Crash upon crash, roar upon roar met our ears. Now it was a shot from Mount Nansen, now from one of the others; we could see the clouds of snow rise high into the air. It was evident that these mountains were throwing off their winter mantles and putting on a more spring-like garb.
Since Mary Shelley’s Frankenstein has been referred to many times in the book, it is also worth noting that in that book, Frankenstein, oppressed by the appalling situation of his own making, travels to icy mountains in pursuit of his monster and experiences a similar phenomenon:
The abrupt sides of vast mountains were before me; the icy wall of the glacier overhung me; … and the solemn silence of this glorious presence-chamber of imperial Nature was broken only by… the fall of some vast fragment, the thunder sound of the avalanche or the cracking, reverberated along the mountains, of the accumulated ice, which, through the silent working of immutable laws, was ever and anon rent and torn, as if it had been but a plaything in their hands. These sublime and magnificent scenes afforded me the greatest consolation that I was capable of receiving.
See T.S. Eliot’s 1919 essay, Tradition and the Individual Talent.
Amundsen experienced a similar sensation, camping in the same spot:
It was a grand and imposing sight we had when we came out on the ridge under which – far below – our tent stood. Surrounded by all sides on huge crevasses and gaping chasms, it could not be said that the site of our camp looked very inviting. The wildness of the landscape seen from this point is not to be described; chasm after chasm, crevasse after crevasse, with great blocks of ice scattered promiscuously about, gave one the impression that here Nature was too powerful for us. Here no progress was to be thought of.

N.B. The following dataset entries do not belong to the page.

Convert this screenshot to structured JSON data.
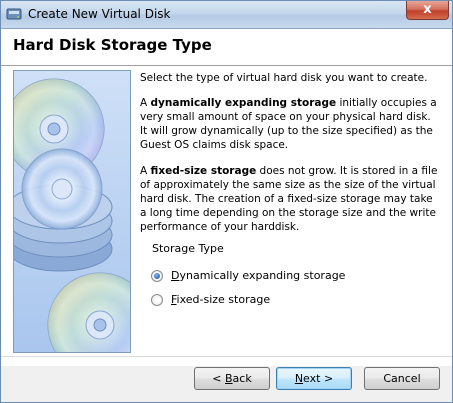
{
  "window": {
    "title": "Create New Virtual Disk",
    "close_glyph": "x"
  },
  "header": {
    "title": "Hard Disk Storage Type"
  },
  "content": {
    "intro": "Select the type of virtual hard disk you want to create.",
    "dynamic_prefix": "A ",
    "dynamic_bold": "dynamically expanding storage",
    "dynamic_text": " initially occupies a very small amount of space on your physical hard disk. It will grow dynamically (up to the size specified) as the Guest OS claims disk space.",
    "fixed_prefix": "A ",
    "fixed_bold": "fixed-size storage",
    "fixed_text": " does not grow. It is stored in a file of approximately the same size as the size of the virtual hard disk. The creation of a fixed-size storage may take a long time depending on the storage size and the write performance of your harddisk."
  },
  "storage_type": {
    "group_label": "Storage Type",
    "options": [
      {
        "accel": "D",
        "rest": "ynamically expanding storage",
        "selected": true
      },
      {
        "accel": "F",
        "rest": "ixed-size storage",
        "selected": false
      }
    ]
  },
  "buttons": {
    "back_prefix": "< ",
    "back_accel": "B",
    "back_rest": "ack",
    "next_accel": "N",
    "next_rest": "ext >",
    "cancel": "Cancel"
  },
  "icons": {
    "title_icon": "virtualbox-disk-icon",
    "side_image": "stacked-discs-illustration"
  }
}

The reference is to Shakespeare’s play Twelfth Night which was centred around a traditional Medieval festival.
Wilfred Thesiger describes a similar feeling in Arabian Sands:
But I knew instinctively that it was the very hardness of life in the desert which drew me back there – it was the same pull which takes men back to the polar ice, to high mountains, and to the sea. To return to the Empty Quarter would be to answer a challenge, and to remain there for long would test myself to the limit. Much of it was unexplored. It was one of the very few places left where I could satisfy an urge to go where others had not been.
This line references Robert Frost’s famous poem The Road Not Taken.
I shall be telling this with a sigh
Somewhere ages and ages hence
Two roads diverged in a wood, and I
I took the one less traveled by
And that has made all the difference.
The photograph, originally intended to be on the first page of the book, conveys something of the concept of those lines:
A book of the same name by Joseph Heller, which sets up an impossible dilemma.
Inspired by the oft-quoted statement by Pascal:
The source of man’s unhappiness is that he does not know how to stay quietly in his own room.
-- Pensées 36
Reference to the famous promise by British Prime Minister David Lloyd George at the conference for the Treaty of Versailles in 1919 to make the Germans pay for the First World War.
Allusion to the film Fight Club by David Fincher and the rebellion by the character played by Edward Norton to the sterile, identikit, pre-fabricated, false, consumer lifestyle of the modern age – all appearance and no substance. The character, following a chimera in the shape of Brad Pitt, decides to take action in a brutal and arbitrary physical rebellion to feel his freedom and vent male aggression.
The savage boy who is the hero of Rudyard Kipling’s The Jungle Book.